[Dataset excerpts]
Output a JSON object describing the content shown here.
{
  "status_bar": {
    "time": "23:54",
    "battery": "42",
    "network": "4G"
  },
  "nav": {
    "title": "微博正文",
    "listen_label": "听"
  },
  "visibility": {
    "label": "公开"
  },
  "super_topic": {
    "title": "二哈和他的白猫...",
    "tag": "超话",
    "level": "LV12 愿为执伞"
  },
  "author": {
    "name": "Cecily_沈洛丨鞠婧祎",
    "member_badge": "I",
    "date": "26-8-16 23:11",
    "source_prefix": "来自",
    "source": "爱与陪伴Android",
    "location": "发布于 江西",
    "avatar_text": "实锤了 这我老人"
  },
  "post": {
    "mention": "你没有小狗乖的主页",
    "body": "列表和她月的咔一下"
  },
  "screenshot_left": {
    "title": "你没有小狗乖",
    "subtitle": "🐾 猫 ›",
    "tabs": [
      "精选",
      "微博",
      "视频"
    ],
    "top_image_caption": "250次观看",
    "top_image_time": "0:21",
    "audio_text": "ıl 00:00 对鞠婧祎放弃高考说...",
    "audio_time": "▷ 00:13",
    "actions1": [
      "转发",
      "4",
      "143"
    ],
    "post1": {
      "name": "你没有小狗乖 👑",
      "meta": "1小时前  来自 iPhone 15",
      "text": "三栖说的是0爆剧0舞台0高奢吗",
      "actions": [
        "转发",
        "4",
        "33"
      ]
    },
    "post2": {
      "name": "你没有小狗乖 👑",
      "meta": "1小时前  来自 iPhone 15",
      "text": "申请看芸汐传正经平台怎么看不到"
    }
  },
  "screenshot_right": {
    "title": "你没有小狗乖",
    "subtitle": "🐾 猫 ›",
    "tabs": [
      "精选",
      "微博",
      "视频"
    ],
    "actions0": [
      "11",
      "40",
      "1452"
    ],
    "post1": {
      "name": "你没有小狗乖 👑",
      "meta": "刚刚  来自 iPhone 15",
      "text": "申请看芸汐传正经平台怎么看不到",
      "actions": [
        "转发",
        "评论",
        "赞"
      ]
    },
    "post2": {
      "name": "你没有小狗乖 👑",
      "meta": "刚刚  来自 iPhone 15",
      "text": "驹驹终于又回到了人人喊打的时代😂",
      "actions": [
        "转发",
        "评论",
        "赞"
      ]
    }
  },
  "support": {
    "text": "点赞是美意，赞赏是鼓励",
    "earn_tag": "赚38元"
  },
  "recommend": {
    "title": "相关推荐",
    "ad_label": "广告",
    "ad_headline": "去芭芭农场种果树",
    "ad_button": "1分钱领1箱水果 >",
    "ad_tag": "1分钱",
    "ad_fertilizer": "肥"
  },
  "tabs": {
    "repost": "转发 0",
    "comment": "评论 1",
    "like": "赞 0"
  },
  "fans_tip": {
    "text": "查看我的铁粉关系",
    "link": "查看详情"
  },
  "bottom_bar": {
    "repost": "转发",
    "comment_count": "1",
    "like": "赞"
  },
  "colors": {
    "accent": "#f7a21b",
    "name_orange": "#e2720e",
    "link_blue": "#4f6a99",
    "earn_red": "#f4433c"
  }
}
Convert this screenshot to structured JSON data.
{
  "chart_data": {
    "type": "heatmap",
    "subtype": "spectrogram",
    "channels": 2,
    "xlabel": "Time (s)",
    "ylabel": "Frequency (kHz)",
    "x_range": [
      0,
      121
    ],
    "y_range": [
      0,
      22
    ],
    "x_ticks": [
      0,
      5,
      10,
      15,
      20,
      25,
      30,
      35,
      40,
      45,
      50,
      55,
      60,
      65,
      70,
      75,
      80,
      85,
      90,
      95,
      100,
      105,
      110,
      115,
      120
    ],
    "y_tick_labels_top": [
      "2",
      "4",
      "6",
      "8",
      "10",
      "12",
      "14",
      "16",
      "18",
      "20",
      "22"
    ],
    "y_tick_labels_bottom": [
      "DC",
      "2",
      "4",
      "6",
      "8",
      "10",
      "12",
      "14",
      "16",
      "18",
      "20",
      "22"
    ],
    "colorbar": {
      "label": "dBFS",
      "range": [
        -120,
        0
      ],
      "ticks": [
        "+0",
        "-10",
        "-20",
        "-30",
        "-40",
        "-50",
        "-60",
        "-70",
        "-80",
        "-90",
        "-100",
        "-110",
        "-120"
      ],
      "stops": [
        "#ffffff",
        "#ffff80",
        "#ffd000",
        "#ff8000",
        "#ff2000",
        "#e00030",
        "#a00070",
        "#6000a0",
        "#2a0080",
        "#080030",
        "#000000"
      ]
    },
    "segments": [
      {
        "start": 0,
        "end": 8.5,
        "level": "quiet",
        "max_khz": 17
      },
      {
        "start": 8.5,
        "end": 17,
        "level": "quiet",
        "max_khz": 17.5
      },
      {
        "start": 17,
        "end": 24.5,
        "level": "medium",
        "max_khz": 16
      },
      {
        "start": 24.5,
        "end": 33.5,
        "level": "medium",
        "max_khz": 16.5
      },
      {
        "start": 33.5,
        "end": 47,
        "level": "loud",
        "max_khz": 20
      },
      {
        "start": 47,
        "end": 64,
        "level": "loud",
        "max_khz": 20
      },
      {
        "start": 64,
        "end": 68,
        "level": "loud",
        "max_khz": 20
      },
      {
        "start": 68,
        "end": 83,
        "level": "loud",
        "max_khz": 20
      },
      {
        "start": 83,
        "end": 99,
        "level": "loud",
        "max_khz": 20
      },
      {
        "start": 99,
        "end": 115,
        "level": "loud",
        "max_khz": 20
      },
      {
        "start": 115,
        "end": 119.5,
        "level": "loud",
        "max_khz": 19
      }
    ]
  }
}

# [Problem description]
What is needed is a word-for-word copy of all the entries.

# [Result of this exercise]
Output a JSON object describing the content shown here.
{
  "status_bar": {
    "time": "23:54",
    "battery": "42",
    "network": "4G"
  },
  "nav": {
    "title": "微博正文",
    "listen_label": "听"
  },
  "visibility": {
    "label": "公开"
  },
  "super_topic": {
    "title": "二哈和他的白猫...",
    "tag": "超话",
    "level": "LV12 愿为执伞"
  },
  "author": {
    "name": "Cecily_沈洛丨鞠婧祎",
    "member_badge": "I",
    "date": "26-8-16 23:11",
    "source_prefix": "来自",
    "source": "爱与陪伴Android",
    "location": "发布于 江西",
    "avatar_text": "实锤了 这我老人"
  },
  "post": {
    "mention": "你没有小狗乖的主页",
    "body": "列表和她月的咔一下"
  },
  "screenshot_left": {
    "title": "你没有小狗乖",
    "subtitle": "🐾 猫 ›",
    "tabs": [
      "精选",
      "微博",
      "视频"
    ],
    "top_image_caption": "250次观看",
    "top_image_time": "0:21",
    "audio_text": "ıl 00:00 对鞠婧祎放弃高考说...",
    "audio_time": "▷ 00:13",
    "actions1": [
      "转发",
      "4",
      "143"
    ],
    "post1": {
      "name": "你没有小狗乖 👑",
      "meta": "1小时前  来自 iPhone 15",
      "text": "三栖说的是0爆剧0舞台0高奢吗",
      "actions": [
        "转发",
        "4",
        "33"
      ]
    },
    "post2": {
      "name": "你没有小狗乖 👑",
      "meta": "1小时前  来自 iPhone 15",
      "text": "申请看芸汐传正经平台怎么看不到"
    }
  },
  "screenshot_right": {
    "title": "你没有小狗乖",
    "subtitle": "🐾 猫 ›",
    "tabs": [
      "精选",
      "微博",
      "视频"
    ],
    "actions0": [
      "11",
      "40",
      "1452"
    ],
    "post1": {
      "name": "你没有小狗乖 👑",
      "meta": "刚刚  来自 iPhone 15",
      "text": "申请看芸汐传正经平台怎么看不到",
      "actions": [
        "转发",
        "评论",
        "赞"
      ]
    },
    "post2": {
      "name": "你没有小狗乖 👑",
      "meta": "刚刚  来自 iPhone 15",
      "text": "驹驹终于又回到了人人喊打的时代😂",
      "actions": [
        "转发",
        "评论",
        "赞"
      ]
    }
  },
  "support": {
    "text": "点赞是美意，赞赏是鼓励",
    "earn_tag": "赚38元"
  },
  "recommend": {
    "title": "相关推荐",
    "ad_label": "广告",
    "ad_headline": "去芭芭农场种果树",
    "ad_button": "1分钱领1箱水果 >",
    "ad_tag": "1分钱",
    "ad_fertilizer": "肥"
  },
  "tabs": {
    "repost": "转发 0",
    "comment": "评论 1",
    "like": "赞 0"
  },
  "fans_tip": {
    "text": "查看我的铁粉关系",
    "link": "查看详情"
  },
  "bottom_bar": {
    "repost": "转发",
    "comment_count": "1",
    "like": "赞"
  },
  "colors": {
    "accent": "#f7a21b",
    "name_orange": "#e2720e",
    "link_blue": "#4f6a99",
    "earn_red": "#f4433c"
  }
}
Convert this screenshot to structured JSON data.
{
  "chart_data": {
    "type": "heatmap",
    "subtype": "spectrogram",
    "channels": 2,
    "xlabel": "Time (s)",
    "ylabel": "Frequency (kHz)",
    "x_range": [
      0,
      121
    ],
    "y_range": [
      0,
      22
    ],
    "x_ticks": [
      0,
      5,
      10,
      15,
      20,
      25,
      30,
      35,
      40,
      45,
      50,
      55,
      60,
      65,
      70,
      75,
      80,
      85,
      90,
      95,
      100,
      105,
      110,
      115,
      120
    ],
    "y_tick_labels_top": [
      "2",
      "4",
      "6",
      "8",
      "10",
      "12",
      "14",
      "16",
      "18",
      "20",
      "22"
    ],
    "y_tick_labels_bottom": [
      "DC",
      "2",
      "4",
      "6",
      "8",
      "10",
      "12",
      "14",
      "16",
      "18",
      "20",
      "22"
    ],
    "colorbar": {
      "label": "dBFS",
      "range": [
        -120,
        0
      ],
      "ticks": [
        "+0",
        "-10",
        "-20",
        "-30",
        "-40",
        "-50",
        "-60",
        "-70",
        "-80",
        "-90",
        "-100",
        "-110",
        "-120"
      ],
      "stops": [
        "#ffffff",
        "#ffff80",
        "#ffd000",
        "#ff8000",
        "#ff2000",
        "#e00030",
        "#a00070",
        "#6000a0",
        "#2a0080",
        "#080030",
        "#000000"
      ]
    },
    "segments": [
      {
        "start": 0,
        "end": 8.5,
        "level": "quiet",
        "max_khz": 17
      },
      {
        "start": 8.5,
        "end": 17,
        "level": "quiet",
        "max_khz": 17.5
      },
      {
        "start": 17,
        "end": 24.5,
        "level": "medium",
        "max_khz": 16
      },
      {
        "start": 24.5,
        "end": 33.5,
        "level": "medium",
        "max_khz": 16.5
      },
      {
        "start": 33.5,
        "end": 47,
        "level": "loud",
        "max_khz": 20
      },
      {
        "start": 47,
        "end": 64,
        "level": "loud",
        "max_khz": 20
      },
      {
        "start": 64,
        "end": 68,
        "level": "loud",
        "max_khz": 20
      },
      {
        "start": 68,
        "end": 83,
        "level": "loud",
        "max_khz": 20
      },
      {
        "start": 83,
        "end": 99,
        "level": "loud",
        "max_khz": 20
      },
      {
        "start": 99,
        "end": 115,
        "level": "loud",
        "max_khz": 20
      },
      {
        "start": 115,
        "end": 119.5,
        "level": "loud",
        "max_khz": 19
      }
    ]
  }
}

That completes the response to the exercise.